## Directions
Identify each line below containing the string "description" and copy it.

Start of Data provided

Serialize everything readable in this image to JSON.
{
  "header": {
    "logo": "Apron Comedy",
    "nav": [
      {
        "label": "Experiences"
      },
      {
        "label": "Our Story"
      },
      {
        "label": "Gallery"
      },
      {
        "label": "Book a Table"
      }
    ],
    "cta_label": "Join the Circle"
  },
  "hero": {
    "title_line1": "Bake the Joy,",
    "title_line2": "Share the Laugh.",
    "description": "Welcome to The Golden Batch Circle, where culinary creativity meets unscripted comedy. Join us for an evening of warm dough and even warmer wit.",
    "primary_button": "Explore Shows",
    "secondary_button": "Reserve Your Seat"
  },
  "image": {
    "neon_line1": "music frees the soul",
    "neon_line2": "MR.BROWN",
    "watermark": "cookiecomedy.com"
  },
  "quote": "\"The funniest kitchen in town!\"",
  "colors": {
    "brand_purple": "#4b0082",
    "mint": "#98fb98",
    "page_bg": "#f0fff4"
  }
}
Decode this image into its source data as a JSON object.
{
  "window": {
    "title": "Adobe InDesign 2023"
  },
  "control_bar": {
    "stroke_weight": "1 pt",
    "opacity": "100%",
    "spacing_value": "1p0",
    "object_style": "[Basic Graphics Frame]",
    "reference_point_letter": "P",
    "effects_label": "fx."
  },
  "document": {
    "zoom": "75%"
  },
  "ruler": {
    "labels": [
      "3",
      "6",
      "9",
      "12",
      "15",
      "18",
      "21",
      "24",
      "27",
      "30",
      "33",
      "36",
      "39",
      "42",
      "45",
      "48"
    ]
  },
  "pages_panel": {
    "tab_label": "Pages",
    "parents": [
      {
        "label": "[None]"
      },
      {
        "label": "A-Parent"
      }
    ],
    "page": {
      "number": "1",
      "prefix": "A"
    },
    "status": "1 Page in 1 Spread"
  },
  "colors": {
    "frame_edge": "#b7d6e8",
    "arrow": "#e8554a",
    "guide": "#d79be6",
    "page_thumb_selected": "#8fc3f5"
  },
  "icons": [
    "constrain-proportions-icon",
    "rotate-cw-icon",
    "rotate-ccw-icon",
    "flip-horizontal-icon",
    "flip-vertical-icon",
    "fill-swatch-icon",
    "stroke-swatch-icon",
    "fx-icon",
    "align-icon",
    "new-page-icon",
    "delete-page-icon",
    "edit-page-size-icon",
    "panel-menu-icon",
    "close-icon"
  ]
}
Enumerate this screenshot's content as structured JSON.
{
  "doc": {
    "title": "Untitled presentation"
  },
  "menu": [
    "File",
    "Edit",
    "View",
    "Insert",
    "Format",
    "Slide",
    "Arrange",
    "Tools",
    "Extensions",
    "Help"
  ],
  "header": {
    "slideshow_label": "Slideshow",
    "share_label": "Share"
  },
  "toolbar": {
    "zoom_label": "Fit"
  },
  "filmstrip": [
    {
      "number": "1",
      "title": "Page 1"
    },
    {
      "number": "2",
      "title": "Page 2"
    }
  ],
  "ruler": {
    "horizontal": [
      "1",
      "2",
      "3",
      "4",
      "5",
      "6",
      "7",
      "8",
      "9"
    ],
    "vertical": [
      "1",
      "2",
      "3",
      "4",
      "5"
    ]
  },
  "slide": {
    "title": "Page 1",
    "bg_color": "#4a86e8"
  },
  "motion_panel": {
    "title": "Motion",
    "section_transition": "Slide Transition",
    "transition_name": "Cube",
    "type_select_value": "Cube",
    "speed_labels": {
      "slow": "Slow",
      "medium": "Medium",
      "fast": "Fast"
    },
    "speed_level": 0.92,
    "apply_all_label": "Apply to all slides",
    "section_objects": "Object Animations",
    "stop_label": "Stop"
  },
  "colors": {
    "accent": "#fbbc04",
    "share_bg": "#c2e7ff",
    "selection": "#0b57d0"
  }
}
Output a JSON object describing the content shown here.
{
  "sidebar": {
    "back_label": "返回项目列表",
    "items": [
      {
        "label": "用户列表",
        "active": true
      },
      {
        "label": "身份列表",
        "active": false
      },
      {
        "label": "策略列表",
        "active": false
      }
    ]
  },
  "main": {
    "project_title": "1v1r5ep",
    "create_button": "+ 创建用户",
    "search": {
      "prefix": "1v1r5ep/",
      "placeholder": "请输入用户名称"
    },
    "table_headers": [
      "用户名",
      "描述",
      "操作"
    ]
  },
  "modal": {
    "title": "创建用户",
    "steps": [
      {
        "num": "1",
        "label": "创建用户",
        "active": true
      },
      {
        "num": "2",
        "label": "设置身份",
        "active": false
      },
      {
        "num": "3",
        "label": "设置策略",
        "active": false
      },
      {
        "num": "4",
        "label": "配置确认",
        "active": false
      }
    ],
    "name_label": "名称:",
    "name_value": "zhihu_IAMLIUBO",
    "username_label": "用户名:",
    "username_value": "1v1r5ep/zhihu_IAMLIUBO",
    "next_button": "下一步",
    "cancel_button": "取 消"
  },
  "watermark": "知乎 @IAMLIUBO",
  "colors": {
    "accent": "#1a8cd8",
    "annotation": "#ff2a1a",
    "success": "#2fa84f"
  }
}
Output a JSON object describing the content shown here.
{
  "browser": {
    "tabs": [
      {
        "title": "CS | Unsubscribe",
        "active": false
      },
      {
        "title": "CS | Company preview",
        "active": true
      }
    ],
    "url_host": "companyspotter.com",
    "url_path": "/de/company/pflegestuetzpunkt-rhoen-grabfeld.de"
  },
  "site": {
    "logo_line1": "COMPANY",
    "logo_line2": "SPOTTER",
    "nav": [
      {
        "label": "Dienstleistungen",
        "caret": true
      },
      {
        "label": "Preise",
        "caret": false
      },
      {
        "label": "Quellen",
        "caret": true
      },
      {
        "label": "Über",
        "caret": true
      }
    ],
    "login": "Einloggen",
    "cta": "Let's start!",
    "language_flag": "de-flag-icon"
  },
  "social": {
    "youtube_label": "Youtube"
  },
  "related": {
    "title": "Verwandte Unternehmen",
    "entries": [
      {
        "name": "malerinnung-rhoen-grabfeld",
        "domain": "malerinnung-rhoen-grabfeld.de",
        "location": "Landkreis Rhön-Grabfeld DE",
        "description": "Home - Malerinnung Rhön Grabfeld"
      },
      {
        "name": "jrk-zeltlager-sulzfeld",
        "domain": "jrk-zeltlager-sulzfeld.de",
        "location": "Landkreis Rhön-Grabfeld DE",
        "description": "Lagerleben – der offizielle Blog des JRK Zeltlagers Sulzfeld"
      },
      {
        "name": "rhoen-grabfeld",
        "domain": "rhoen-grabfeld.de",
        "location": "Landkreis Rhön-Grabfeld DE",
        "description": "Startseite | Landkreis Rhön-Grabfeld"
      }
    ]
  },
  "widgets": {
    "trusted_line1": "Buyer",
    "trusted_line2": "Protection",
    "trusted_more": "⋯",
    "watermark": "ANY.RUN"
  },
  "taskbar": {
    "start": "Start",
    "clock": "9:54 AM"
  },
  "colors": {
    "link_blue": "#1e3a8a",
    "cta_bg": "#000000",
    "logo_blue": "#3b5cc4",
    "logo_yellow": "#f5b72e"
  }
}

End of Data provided

## Result of the exercise
    "description": "Welcome to The Golden Batch Circle, where culinary creativity meets unscripted comedy. Join us for an evening of warm dough and even warmer wit.",
        "description": "Home - Malerinnung Rhön Grabfeld"
        "description": "Lagerleben – der offizielle Blog des JRK Zeltlagers Sulzfeld"
        "description": "Startseite | Landkreis Rhön-Grabfeld"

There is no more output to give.